"They came to us. It was their idea. But Bobby's always been a very conservative person," said former superagent Dennis Gilbert, working at the time with Beverly Hills Sports Council, the company he helped found.

The second one was negotiated also by BHSC, that time with partners Jeff Borris and Danny Horwits working out the arrangement with the Mets.

Part of the fascination resides in a presumed back story that the Mets deferred Bonilla's payments because they figured to make money on the deal with their investments through Bernie Madoff. Madoff, of course, since has been convicted as one of the biggest crooks in US history, but would earn Mets owner Fred Wilpon an estimated 12 percent to 18 percent a year. We now know that Madoff wasn't earning the Mets (or any of his other clients) anything because he was a Ponzi schemer.

Anyway, the Mets are said to have explained to Bonilla at the time that they wanted to use the money to pursue other players, which may have been the case, too.

The other part of the fascination regards the fact Bonilla is still in the upper quarter of the Mets' payroll at close to $1.5 million, counting the two payments, both made in July.

That could change next year, as current GM Sandy Alderson has suggested the Mets will spend more money on the free-agent market.

With so much interest in a decade-old deal in mind, here are a few more nuggets ascertained about Bonilla's famous deal:

 The first deal came about late in Bonilla's historic $29 million, five-year contract with the Mets in the early 1990s, not his second go-round in 1999 as has been reported. There was a year remaining at $5.9 million, and the Mets suggested deferring the money to free themselves up to spend it elsewhere. That is when Bonilla, represented by Beverly Hills Sports Council, and the Mets agreed on the 25-year payment plan for $500,000. (Note: Originally, I had that reversed here, but his first payments were for the lower amount, the second one is the higher one, nearly $1.2-million payment.) 

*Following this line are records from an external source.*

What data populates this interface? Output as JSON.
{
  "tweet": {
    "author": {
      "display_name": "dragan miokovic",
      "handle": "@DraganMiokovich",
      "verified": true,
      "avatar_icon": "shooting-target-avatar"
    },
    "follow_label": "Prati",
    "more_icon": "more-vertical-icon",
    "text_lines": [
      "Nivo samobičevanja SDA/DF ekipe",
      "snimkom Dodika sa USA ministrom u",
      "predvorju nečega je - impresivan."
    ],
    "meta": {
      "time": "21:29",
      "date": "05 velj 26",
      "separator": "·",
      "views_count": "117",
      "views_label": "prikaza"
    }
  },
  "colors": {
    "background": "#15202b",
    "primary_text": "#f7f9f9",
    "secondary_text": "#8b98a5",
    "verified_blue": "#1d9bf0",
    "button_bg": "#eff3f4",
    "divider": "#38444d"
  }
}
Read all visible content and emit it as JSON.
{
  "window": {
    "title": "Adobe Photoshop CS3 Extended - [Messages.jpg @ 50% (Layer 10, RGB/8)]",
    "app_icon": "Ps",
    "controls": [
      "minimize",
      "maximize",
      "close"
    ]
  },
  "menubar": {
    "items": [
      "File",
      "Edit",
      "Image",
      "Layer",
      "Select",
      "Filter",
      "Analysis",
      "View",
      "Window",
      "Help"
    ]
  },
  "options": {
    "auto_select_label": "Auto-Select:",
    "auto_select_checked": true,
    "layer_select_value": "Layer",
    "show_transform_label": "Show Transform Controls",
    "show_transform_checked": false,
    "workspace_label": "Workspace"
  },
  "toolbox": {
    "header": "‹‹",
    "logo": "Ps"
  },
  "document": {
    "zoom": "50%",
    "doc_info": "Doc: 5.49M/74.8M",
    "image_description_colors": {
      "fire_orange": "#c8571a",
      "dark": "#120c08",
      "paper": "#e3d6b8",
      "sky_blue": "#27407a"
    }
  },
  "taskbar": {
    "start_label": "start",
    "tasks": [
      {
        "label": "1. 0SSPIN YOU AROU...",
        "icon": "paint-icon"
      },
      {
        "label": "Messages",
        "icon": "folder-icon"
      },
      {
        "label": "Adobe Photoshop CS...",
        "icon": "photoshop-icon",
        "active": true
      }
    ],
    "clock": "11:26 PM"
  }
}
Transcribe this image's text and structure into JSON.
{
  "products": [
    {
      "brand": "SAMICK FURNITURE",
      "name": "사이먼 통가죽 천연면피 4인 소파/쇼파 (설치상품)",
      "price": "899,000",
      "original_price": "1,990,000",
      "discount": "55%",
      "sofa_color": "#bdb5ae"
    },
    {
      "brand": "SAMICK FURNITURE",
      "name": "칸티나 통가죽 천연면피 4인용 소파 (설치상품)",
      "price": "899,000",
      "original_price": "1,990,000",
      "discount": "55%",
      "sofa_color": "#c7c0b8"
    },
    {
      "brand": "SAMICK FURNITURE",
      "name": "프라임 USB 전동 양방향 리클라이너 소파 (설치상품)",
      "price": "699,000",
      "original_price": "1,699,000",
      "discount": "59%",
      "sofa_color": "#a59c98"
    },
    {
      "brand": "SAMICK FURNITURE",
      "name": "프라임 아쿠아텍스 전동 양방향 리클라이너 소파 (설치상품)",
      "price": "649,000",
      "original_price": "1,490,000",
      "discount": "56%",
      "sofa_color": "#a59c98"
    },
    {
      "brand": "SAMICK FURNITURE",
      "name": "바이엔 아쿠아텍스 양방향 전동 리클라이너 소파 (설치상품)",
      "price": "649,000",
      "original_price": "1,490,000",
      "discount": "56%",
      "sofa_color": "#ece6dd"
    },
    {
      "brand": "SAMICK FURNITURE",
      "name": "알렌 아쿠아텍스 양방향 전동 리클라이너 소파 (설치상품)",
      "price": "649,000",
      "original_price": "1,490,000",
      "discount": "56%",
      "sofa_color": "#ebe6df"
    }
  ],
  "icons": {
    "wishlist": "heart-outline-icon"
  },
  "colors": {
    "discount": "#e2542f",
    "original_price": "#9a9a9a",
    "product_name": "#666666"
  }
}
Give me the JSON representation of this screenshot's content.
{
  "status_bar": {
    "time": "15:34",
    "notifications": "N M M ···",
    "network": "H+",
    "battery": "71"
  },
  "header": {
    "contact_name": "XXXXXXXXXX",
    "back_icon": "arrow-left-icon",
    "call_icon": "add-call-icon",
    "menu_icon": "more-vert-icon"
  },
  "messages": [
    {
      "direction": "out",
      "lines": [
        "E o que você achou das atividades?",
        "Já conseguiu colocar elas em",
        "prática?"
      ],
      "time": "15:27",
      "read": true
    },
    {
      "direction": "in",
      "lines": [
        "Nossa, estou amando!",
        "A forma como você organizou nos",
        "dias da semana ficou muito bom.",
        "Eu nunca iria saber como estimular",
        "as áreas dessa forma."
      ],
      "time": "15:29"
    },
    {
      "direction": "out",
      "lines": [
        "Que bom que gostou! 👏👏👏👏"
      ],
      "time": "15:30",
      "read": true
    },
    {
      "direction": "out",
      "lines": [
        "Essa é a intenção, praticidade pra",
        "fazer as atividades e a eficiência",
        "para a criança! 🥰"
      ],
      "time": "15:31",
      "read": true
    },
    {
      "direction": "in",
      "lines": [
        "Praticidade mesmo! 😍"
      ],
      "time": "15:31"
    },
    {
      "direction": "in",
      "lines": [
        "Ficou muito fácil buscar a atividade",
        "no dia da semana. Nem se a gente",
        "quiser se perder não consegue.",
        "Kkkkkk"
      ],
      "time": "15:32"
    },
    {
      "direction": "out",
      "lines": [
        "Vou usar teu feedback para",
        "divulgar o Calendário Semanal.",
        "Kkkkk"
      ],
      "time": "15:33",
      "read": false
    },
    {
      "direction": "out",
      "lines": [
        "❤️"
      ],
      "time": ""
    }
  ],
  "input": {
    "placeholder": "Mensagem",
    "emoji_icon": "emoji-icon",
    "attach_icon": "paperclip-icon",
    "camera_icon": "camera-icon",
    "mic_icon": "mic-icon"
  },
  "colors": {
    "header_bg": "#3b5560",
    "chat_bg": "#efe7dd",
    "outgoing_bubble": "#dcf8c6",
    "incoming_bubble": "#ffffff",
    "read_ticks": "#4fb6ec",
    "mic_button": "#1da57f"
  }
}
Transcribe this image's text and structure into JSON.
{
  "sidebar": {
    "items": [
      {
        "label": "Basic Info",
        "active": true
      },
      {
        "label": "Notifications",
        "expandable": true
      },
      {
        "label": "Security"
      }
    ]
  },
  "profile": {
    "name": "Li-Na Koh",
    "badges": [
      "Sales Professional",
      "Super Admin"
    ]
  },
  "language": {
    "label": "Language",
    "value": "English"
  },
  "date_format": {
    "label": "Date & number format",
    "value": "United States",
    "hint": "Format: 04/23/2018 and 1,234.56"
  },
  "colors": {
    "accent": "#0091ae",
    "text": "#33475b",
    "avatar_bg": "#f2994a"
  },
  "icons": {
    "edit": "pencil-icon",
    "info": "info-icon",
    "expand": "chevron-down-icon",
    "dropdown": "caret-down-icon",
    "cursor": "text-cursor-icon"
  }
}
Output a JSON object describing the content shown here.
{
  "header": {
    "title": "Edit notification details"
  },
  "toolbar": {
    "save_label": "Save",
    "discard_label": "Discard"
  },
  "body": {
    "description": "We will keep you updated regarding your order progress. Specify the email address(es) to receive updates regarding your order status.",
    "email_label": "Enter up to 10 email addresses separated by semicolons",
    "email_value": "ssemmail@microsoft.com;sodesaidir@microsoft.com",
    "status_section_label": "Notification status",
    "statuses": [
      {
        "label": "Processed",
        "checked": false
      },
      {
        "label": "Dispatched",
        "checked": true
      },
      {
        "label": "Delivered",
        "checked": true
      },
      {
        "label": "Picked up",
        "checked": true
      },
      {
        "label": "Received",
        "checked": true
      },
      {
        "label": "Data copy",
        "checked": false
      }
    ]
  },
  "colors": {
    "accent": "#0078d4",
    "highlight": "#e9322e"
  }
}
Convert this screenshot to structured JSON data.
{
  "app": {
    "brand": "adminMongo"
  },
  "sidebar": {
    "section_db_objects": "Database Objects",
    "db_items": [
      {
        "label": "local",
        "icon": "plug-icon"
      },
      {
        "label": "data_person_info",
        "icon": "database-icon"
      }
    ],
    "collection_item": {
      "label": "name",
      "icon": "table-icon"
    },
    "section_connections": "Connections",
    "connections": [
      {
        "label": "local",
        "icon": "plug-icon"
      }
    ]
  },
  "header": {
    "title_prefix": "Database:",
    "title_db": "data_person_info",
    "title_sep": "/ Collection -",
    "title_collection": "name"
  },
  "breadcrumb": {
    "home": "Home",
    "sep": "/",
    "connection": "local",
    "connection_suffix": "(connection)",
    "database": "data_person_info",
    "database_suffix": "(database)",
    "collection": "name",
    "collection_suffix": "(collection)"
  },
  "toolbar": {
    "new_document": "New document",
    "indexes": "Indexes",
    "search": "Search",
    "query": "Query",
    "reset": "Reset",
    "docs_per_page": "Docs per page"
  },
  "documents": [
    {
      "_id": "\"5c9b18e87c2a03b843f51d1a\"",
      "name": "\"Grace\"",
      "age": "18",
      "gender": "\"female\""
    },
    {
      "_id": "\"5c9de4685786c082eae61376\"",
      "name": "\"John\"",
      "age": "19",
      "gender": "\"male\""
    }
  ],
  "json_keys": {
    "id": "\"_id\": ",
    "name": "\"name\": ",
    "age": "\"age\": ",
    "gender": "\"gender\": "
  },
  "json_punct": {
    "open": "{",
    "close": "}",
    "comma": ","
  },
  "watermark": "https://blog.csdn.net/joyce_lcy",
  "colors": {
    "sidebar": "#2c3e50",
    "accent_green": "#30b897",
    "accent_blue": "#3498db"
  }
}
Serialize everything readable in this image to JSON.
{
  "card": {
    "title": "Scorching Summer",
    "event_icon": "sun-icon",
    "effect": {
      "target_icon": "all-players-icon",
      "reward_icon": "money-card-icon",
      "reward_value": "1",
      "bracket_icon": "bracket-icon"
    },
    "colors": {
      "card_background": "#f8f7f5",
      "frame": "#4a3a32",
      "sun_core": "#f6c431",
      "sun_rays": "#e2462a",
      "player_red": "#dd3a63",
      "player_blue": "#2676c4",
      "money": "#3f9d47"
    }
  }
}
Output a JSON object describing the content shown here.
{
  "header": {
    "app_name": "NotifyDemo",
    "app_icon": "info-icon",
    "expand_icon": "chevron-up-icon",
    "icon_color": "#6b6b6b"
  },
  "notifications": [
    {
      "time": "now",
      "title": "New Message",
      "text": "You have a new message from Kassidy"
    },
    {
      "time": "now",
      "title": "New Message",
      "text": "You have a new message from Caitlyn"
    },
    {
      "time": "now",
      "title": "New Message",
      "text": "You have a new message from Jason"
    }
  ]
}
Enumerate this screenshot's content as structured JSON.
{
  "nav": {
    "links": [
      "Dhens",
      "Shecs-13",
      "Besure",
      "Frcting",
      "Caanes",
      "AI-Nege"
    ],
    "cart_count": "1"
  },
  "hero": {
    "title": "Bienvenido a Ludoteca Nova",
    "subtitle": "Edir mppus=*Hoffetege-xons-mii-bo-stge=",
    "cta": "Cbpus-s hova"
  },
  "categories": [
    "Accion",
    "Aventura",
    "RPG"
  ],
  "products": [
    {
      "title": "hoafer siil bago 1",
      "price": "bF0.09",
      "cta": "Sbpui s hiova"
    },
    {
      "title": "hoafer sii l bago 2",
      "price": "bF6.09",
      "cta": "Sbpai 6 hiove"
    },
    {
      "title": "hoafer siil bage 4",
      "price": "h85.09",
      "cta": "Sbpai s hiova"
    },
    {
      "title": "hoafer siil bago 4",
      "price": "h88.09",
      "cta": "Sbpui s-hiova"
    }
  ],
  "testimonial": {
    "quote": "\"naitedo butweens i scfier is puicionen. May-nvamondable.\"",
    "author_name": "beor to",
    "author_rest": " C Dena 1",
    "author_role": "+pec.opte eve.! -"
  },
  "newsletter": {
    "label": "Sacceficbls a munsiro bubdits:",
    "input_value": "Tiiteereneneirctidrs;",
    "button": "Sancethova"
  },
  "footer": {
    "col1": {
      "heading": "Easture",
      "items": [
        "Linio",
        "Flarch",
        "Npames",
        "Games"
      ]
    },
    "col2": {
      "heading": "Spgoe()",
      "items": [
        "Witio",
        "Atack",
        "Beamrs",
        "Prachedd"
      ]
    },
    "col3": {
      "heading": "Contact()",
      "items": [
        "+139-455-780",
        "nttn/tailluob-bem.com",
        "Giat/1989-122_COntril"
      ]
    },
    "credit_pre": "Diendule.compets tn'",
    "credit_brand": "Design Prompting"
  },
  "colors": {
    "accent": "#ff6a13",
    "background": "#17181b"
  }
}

 The payments from that arrangement started in 2004, after Bonilla turned 40 -- not 2011 as previously reported incorrectly -- and go through 2028.

 The second deferred deal for Bonilla with the Mets did come about in his second go-round with the team, and that is the even bigger deal. That is the one that's for precisely $1,193,248.20. That one goes from 2011 to 2035.

 The interest rate, unmentioned in all the stories, was precisely 8 percent, according to several people involved in the transaction. They all recalled, not surprisingly, that the 8 percent was arrived at through negotiation, with one recalling that Gilbert/Horwitz/Borris/Beverly Hills started at about 10 percent and the Mets first proposing about 6 percent. All parties recalled that interest rates were much higher back then and that 8 percent didn't seem out of line, though obviously now it seems high.

 The Mets also agreed to a deferred payment schedule with Beverly Hills client Bret Saberhagen, which has gone pretty well unmentioned in recent years. Saberhagen's payment is said to be for $250,000 a year for 25 years, making it $6.25 million total.

 The Beverly Hills partners tried to talk Yankees outfielder Danny Tartabull, who had signed a $25.5 million deal, into a deferred payment program for him with that team. But, "he wouldn't do it," recalled one person involved in those talks. That looks like a mistake now, as Tartabull -- known for very expensive tastes (he favored ultra-expensive wines and it was once suggested he never re-wore any of his designer shirts) -- recently was identified in news reports as one of the biggest deadbeat dads in Los Angeles. He owes $276,000 in payments to his two sons, according to police.